Previously Used Ski Equipment – last year’s or used
Be sure to have all your equipment checked over before you go skiing. Bindings will need to be checked by a CERTIFIED BINDING TECHNICIAN for proper function and readjusted for weight change and any change in ability level. This is even more important when equipment is moving from one child to another. Boot size change will precipitate a series of changes in the binding’s adjustment. Once again, find a certified binding technician for that particular brand of binding. Binding techs in reputable ski stores like Gerk’s, Alpine Hut & Edge & Spoke are certified for most bindings. Skis, new or used, need a “tune-up.” A tune-up consists of flat filing or stone grinding the bottoms, so edges and base are on the same plane; base repair (on used skis); sharpening and evening edges to the proper angle; removing burrs that will catch on the snow; and hot waxing the skis. Hot waxing “conditions” the base material of your skis and makes them run more smoothly and turn more easily thus giving you more control. It is very important that the equipment be as hassle free as possible so time on the mountain will be spent skiing and NOT trying to remedy non-functioning equipment. It must also be appropriate to a child’s skill level. The equipment has a direct effect on the student’s ability to learn to ski and enjoy it. If it is current, it is designed to perform the maneuvers we are teaching the children. If it is obsolete or of poor quality there is no way a child can make it work. Nor is it safe.

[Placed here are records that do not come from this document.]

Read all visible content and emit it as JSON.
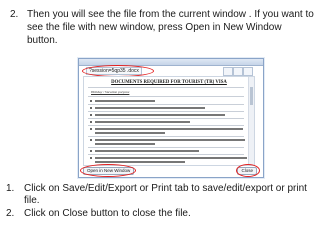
{
  "instruction": {
    "number": "2.",
    "text": "Then you will see the file from the current window . If you want to see the file with new window, press Open in New Window button."
  },
  "screenshot": {
    "filename": "?session=5qp35 .docx",
    "doc_title": "DOCUMENTS REQUIRED FOR TOURIST (TR) VISA",
    "section_label": "Holiday / Vacation purpose",
    "open_button": "Open in New Window",
    "close_button": "Close",
    "item_count_label": [
      "1.",
      "2.",
      "3.",
      "4.",
      "5.",
      "6.",
      "7.",
      "8.",
      "9."
    ]
  },
  "notes": [
    {
      "number": "1.",
      "text": "Click on Save/Edit/Export or Print tab to save/edit/export or print file."
    },
    {
      "number": "2.",
      "text": "Click on Close button to close the file."
    }
  ],
  "colors": {
    "highlight": "#e32020",
    "window_border": "#8aa4c8"
  }
}
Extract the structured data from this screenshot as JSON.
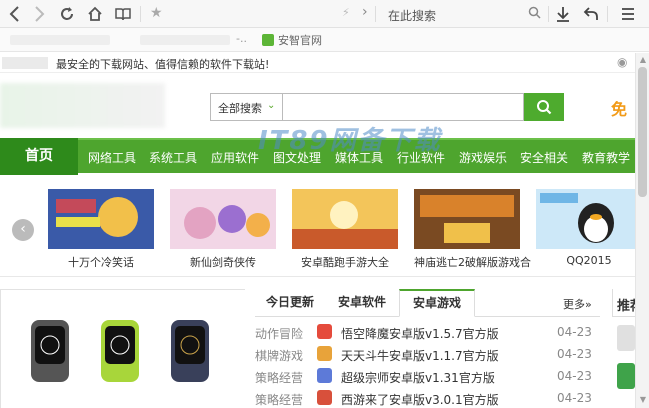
{
  "browser": {
    "address_placeholder": "",
    "search_placeholder": "在此搜索",
    "bookmark_dots": "-..",
    "bookmark_label": "安智官网"
  },
  "site": {
    "slogan": "最安全的下载网站、值得信赖的软件下载站!",
    "search_scope": "全部搜索",
    "search_value": "",
    "free_text": "免",
    "nav_home": "首页",
    "nav": [
      "网络工具",
      "系统工具",
      "应用软件",
      "图文处理",
      "媒体工具",
      "行业软件",
      "游戏娱乐",
      "安全相关",
      "教育教学"
    ],
    "games": [
      {
        "caption": "十万个冷笑话",
        "color": "#c44a5a"
      },
      {
        "caption": "新仙剑奇侠传",
        "color": "#e3a3c2"
      },
      {
        "caption": "安卓酷跑手游大全",
        "color": "#c95a2b"
      },
      {
        "caption": "神庙逃亡2破解版游戏合",
        "color": "#d9822b"
      },
      {
        "caption": "QQ2015",
        "color": "#6fb6e6"
      }
    ],
    "watermark": "IT89网备下载",
    "tabs": [
      "今日更新",
      "安卓软件",
      "安卓游戏"
    ],
    "active_tab": 2,
    "more": "更多»",
    "side_title": "推荐",
    "rows": [
      {
        "cat": "动作冒险",
        "title": "悟空降魔安卓版v1.5.7官方版",
        "date": "04-23",
        "icon": "#e54b3c"
      },
      {
        "cat": "棋牌游戏",
        "title": "天天斗牛安卓版v1.1.7官方版",
        "date": "04-23",
        "icon": "#e8a33a"
      },
      {
        "cat": "策略经营",
        "title": "超级宗师安卓版v1.31官方版",
        "date": "04-23",
        "icon": "#5d7ad8"
      },
      {
        "cat": "策略经营",
        "title": "西游来了安卓版v3.0.1官方版",
        "date": "04-23",
        "icon": "#d8503b"
      }
    ]
  },
  "colors": {
    "nav_green": "#4ea52e",
    "nav_home": "#2e8a1b",
    "orange": "#f29b18"
  }
}
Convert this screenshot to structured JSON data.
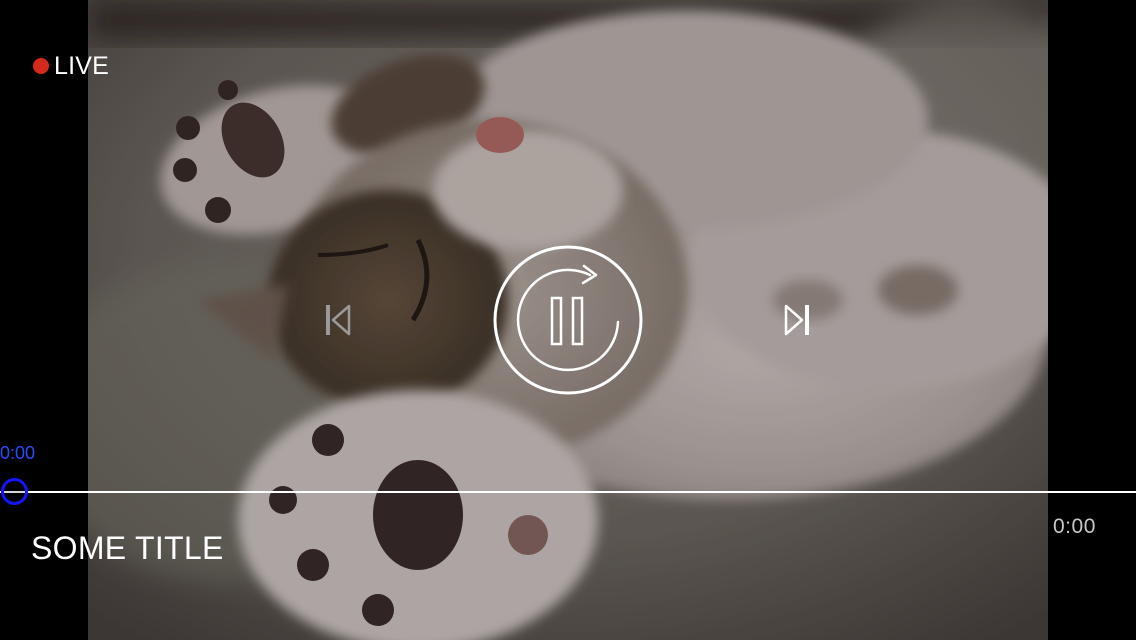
{
  "live": {
    "label": "LIVE",
    "dot_color": "#d42a1c"
  },
  "controls": {
    "previous_icon": "skip-previous-icon",
    "play_pause_icon": "pause-replay-icon",
    "next_icon": "skip-next-icon"
  },
  "progress": {
    "current_time": "0:00",
    "duration": "0:00",
    "played_fraction": 0,
    "track_color": "#ffffff",
    "played_color": "#1c1cff",
    "current_time_color": "#2a4bff",
    "duration_color": "#c8c8c8"
  },
  "video": {
    "title": "SOME TITLE"
  }
}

New skis as well as used skis easily become “untuned” because of temperature and humidity changes in storage. Since having flat bottoms on skis is essential to their performing properly, it is very important that a tune-up is included on the work order when you have your bindings mounted on your new skis OR WHEN YOU TAKE YOUR BINDINGS IN TO BE CHECKED BEFORE THE SKI SEASON BEGINS. In a tune-up the skis are flat-filed or machine ground as well as hot waxed. Hot waxing conditions the bottoms by filling in the pores of the base material, thus preserving them and producing a surface that makes the skis easier to turn. AT LEAST ONE SKI TUNE UP AT THE BEGINNING OF THE SEASON AND ONE MID SEASON SKI TUNE UP IS A REALLY GOOD IDEA. If you notice that your Powderpig’s skiing skills have begun to deteriorate, have their skis checked by an expert. Most often their skis have just begun to detune, and the problem is easily fixed with a tune up. Always keep skis well waxed.